“Stigma and discrimination.” Mental Health Foundation, https://www.mentalhealth.org.uk/a-to-z/s/stigma-and-discrimination. Accessed 17 May 2019.

Gyurak, Anett. “Rejection sets off alarms for folks with low self-esteem.” Association for Psychological Science, 11 Oct. 2007, https://www.psychologicalscience.org/news/releases/rejection-sets-off-alarms-for-folks-with-low-self-esteem.html. Accessed 17 May 2019.

Hussung, Tricia. “A History of Mental Illness Treatment: Obsolete Practices.” Concordia St. Paul, 14 Oct. 2016, https://online.csp.edu/blog/psychology/history-of-mental-illness-treatment. Accessed 17 May 2019.

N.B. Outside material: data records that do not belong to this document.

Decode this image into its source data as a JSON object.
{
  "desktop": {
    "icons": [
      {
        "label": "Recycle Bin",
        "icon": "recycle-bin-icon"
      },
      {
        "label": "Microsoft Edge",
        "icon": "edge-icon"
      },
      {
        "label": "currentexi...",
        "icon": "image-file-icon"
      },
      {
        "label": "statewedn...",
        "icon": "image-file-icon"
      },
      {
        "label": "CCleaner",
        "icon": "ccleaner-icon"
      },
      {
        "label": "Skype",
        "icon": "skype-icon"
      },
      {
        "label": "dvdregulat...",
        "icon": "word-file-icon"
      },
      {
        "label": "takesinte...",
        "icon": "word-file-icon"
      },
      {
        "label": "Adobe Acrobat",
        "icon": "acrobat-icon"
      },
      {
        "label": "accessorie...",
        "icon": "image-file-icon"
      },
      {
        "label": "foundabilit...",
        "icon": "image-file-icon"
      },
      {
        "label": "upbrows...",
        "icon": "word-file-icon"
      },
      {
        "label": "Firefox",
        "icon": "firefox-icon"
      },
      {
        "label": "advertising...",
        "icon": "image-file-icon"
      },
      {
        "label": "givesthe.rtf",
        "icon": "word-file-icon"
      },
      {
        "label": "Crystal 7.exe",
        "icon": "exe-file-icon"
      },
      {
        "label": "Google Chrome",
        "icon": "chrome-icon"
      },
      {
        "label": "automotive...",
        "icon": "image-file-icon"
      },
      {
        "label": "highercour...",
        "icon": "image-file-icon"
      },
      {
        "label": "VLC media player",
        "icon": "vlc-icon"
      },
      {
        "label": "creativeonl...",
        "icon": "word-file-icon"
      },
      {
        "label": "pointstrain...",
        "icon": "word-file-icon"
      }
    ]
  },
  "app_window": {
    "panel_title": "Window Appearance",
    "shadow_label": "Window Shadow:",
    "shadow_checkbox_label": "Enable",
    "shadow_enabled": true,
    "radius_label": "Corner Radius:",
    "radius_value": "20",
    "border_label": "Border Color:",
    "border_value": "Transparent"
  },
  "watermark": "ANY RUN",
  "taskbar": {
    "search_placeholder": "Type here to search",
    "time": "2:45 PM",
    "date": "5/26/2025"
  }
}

Greenstein, Laura. “9 Ways to Fight Mental Health Stigma.” National Alliance on Mental Illness, 11 Oct. 2017, https://www.nami.org/Blogs/NAMI-Blog/October-2017/9-Ways-to-Fight-Mental-Health-Stigma. Accessed 17 May 2019.

Illing, Sean. “Why humans are cruel.” Vox, 22 Jun. 2018, https://www.vox.com/science-and-health/2017/12/14/16687388/cruelty-border-immigration-psychology-human-nature. Accessed 17 May 2019.

Paddock, Catharine. “Study reveals what depression, anxiety look like in the brain.” Medical News Today, 20 Nov. 2017, https://www.medicalnewstoday.com/articles/320112.php. Accessed 20 June 2019.

Rettew, David. “Nature Versus Nurture: Where We Are in 2017.” Psychology Today, Oct. 2016, https://www.psychologytoday.com/us/blog/abcs-child-psychiatry/201710/nature-versus-nurture-where-we-are-in-2017. Accessed 17 May 2019.

Shipon-Blum, Elisa. “What is Selective Mutism? Selective Mutism- A Comprehensive Overview.” SMart Center, https://selectivemutismcenter.org/whatisselectivemutism/. Accessed 17 May 2019.

Sum 41. “Fat Lip.” Genius, 2019, genius.com/Sum-41-fat-lip-lyrics.

Keesha Joseph is in the ninth grade at Quisqueya Christian School in Port-au-Prince, Haiti. She loves reading and writing both stories and poetry, and music is her second life. Keesha also plays volleyball with an amazing team and loves watching anime.